Skiing on mountain

5 Most Common Skiing Injuries

Categories: Sports Medicine

Here on Long Island, we’re still very much in the thick of winter – although we’re very close to the end! Spring is on the horizon, and winter is almost behind us. For some people, there’s nothing better about the wintertime than heading to the slopes. As a Long Island orthopedist, few are as aware of the ski craze as we are. Why? Because with skiing comes orthopedic injuries.

Like other wintertime risks, skiing has the potential to be very hazardous. Snow-caused injuries have the potential to cause serious problems. As pain management specialists, we know that there are a few notable injuries to be aware of. Read on to learn about these injuries, and how you can prevent them.


#1 Head Injuries While Skiing

For experienced and inexperienced skiers alike, it can be difficult to properly maintain speed and balance at the same time. After a fall or collision, hitting your head on a tree, rock or another person can be a disastrous injury. Head injuries can range from minor to significant trauma. Either way, it requires immediate attention.

At the worst, head injuries can lead to excessive bleeding, which might require stitches. Other injuries may appear to be less severe, but can cause lack of coordination or light-headedness. Head injuries are extremely serious, and could get worse without proper treatment. A Long Island orthopedist can also help you to heal from these injuries. To prevent severe head injuries, always wear a helmet.

skiing helmet


#2 Medial Collateral Ligament Tear

Found on the inside of the knee, the medial collateral ligaments connect the ends of the knee bones together. Its ultimate purpose is to prevent the knee from bending fully inwards, maintaining proper functionality. Cold weather alone can have an adverse effect on your knees. While skiing or snowboarding, an MCL tear may occur from the force of one leg falling on another.

As a result of this injury, ski enthusiasts will experience severe pain, as well as bruising and swelling. While standing with this injury is possible, it will be painful.

If you develop this injury while skiing, be sure to find a safe location and rest. Also, ice the injury and keep it elevated. However, it’s also important to consult a qualified specialist at a Long Island orthopedics office to receive the proper treatment. The right pain management will help you to overcome this injury, and resume a pain-free lifestyle.


#3 ACL Tear or Rupture

As one of the most common sports injuries, the ACL is subject to harm in any sport that involves rapid maneuvering. Skiing and snowboarding both involve sudden turns that can potentially cause an ACL tear.

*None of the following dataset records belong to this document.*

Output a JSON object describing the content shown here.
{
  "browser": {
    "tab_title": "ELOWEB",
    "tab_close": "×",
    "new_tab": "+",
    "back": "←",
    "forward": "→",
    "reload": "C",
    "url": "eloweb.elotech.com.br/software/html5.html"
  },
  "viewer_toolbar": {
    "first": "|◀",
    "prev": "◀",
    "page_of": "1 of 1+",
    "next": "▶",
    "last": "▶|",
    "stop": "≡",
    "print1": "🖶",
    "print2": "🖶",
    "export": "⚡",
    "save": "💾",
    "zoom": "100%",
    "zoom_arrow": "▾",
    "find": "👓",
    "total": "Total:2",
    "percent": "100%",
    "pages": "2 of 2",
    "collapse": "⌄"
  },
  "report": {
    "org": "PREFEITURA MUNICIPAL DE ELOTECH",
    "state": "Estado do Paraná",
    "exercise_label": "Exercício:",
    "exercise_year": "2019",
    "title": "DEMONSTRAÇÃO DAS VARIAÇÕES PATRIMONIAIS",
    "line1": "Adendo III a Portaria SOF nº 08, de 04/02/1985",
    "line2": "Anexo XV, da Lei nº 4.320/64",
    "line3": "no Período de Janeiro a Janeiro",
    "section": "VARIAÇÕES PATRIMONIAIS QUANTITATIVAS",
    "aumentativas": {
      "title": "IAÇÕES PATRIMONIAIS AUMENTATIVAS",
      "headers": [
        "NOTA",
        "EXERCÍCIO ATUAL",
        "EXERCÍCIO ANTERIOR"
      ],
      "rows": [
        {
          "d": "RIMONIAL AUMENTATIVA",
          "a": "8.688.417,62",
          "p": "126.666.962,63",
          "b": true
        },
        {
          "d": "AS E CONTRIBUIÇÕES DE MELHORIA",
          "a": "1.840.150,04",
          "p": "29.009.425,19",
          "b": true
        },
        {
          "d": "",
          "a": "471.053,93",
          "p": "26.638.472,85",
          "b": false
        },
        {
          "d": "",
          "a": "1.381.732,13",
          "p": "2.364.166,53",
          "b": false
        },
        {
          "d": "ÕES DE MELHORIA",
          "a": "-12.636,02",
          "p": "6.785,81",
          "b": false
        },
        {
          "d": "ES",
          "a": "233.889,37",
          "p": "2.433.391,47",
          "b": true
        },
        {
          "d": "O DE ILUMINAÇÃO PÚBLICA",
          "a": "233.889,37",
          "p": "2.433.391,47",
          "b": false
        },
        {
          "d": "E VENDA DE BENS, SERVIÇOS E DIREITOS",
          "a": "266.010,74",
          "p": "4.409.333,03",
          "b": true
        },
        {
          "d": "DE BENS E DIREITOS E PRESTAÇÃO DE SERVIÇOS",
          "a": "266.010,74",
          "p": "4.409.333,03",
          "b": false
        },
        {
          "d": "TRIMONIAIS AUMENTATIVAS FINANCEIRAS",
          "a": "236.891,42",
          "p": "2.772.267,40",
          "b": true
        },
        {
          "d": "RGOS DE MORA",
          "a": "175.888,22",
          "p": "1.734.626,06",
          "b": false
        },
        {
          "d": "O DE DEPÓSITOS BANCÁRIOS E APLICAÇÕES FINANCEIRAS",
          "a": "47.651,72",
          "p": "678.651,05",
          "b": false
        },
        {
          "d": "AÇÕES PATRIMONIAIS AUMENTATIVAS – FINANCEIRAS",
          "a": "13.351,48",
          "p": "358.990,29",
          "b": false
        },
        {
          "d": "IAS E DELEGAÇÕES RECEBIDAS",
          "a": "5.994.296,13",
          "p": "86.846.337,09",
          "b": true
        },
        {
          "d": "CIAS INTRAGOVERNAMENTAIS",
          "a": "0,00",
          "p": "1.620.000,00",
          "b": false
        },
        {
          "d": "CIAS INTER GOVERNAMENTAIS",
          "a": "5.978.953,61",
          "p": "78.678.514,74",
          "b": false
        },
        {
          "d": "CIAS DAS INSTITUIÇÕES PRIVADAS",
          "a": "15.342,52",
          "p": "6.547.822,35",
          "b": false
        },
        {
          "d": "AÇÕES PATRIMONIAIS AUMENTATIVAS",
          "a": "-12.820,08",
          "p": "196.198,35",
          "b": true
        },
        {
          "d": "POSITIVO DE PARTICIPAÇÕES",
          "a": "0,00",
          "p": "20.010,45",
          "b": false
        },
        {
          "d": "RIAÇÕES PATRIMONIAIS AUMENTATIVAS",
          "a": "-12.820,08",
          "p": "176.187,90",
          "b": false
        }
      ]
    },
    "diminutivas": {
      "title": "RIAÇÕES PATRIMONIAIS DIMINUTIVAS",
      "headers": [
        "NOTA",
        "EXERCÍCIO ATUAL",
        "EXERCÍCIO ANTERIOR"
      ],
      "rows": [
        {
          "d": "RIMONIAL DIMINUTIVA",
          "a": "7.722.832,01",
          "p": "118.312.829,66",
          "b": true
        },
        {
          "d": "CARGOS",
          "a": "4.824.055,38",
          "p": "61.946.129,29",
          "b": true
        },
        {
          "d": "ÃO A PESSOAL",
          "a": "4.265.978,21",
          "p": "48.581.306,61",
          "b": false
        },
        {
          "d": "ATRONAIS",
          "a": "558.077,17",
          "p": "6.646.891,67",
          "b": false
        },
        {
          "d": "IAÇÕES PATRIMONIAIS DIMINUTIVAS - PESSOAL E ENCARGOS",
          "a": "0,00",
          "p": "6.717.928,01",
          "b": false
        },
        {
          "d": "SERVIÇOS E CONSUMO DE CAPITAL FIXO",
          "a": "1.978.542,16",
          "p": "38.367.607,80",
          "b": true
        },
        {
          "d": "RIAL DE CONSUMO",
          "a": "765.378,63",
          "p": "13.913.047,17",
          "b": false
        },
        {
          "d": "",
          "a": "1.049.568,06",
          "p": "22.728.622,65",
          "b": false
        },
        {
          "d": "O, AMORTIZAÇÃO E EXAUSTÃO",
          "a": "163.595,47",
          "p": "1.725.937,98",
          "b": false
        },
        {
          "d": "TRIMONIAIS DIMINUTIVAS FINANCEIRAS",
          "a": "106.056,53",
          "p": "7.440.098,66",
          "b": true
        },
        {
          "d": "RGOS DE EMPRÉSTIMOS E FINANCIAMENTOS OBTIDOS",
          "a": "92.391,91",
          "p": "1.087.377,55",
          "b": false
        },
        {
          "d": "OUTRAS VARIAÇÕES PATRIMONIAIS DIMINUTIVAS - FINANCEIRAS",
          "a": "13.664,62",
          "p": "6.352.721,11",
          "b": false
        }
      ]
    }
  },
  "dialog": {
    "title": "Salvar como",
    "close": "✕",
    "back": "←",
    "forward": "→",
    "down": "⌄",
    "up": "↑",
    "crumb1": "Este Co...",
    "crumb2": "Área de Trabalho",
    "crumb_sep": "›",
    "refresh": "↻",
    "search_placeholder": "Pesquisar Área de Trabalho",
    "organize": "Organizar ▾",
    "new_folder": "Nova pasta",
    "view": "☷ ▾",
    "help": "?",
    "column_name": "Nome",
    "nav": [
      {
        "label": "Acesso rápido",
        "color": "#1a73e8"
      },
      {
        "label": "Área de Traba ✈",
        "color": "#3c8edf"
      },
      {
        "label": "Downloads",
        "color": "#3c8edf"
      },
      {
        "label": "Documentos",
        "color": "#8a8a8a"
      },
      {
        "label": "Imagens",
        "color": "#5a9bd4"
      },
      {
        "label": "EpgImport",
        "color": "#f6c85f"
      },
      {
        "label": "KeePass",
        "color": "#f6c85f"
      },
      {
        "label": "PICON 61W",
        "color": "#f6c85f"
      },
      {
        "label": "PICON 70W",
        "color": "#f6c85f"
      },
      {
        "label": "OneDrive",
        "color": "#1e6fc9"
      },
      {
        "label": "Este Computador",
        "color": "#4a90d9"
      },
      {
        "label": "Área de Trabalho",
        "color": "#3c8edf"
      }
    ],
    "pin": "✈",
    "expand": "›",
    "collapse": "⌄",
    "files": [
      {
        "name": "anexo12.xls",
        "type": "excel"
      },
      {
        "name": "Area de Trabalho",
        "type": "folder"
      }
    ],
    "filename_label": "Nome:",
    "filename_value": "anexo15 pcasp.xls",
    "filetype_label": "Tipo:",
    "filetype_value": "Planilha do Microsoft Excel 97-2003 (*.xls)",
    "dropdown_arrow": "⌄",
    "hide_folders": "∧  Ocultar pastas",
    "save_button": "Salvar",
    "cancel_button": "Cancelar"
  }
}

Located in the center of the knee, the ACL controls how far the tibia can move in relation to the femur. ACL injuries occur when people pivot while standing, hyperextend, or stop suddenly.

Regulating your speed is critical to winter sports like skiing and snowboarding. As sports medicine specialists, we advise all patients that a sudden halt in your movement while navigating steep terrain could contribute to an ACL injury.


Often, people suffering from an ACL injury will notice a “pop” sound. They will also experience other signs of injury, notably some significant swelling.

If you believe that you’re suffering from an ACL injury, stop skiing immediately and find an orthopedist. To restore your ACL to its proper condition, you will need physical therapy, and possibly reconstructive surgery as well.


#4 Wrist Fracture

During a fall, it’s instinctual to try and restore your balance by reaching a hand out for support. In some cases, catching either the ground or a tree will help you to avoid injuries. In other cases, though, putting the pressure from your entire body weight on your wrist can damage the ligament. And, hand pain can be particularly limiting, especially from the perspective of an orthopedist.

This is a common injury for snow sport enthusiasts, as stretching your hand out is the best way to prevent a fall. If you’re suffering from a wrist injury while skiing, then it’s imperative to stop skiing. Then, seek medical assistance. Depending on the severity of the injury, you may only need a splint or cast for the fracture to heal. Some hand injuries can heal with specific exercises. For more severe injuries, though, patients will need treatment from a qualified physical therapist.


#5 Shoulder Injuries

Depending on the way that you fall, shoulder injuries may be common as well. If one of your bones is forced out of place, or the bone actually fractures, it can be extremely painful.

Because the shoulder connects the arms to the torso, there are plenty of body structures that may also be affected. Additionally, the ligaments, muscles and tendons may be affected by the fall as well. As a result, they become weakened.

Shoulder injuries require individual treatment from an orthopedist. In addition to reconstructive surgery, shoulder injuries will also require physical therapy treatment.

Skiing Shoulder Injury


Dr. Jordan Kerker - Sports Orthopedist


When you suffer from an orthopedic injury, you need the best sports medicine specialist with high-field MRIs to provide the proper treatment. Our specialists understand the limitations set by sports injuries. With years of experience in diagnosis and treatment, Central Orthopedic Group excels in helping patients to overcome these injuries and return to the activities they love.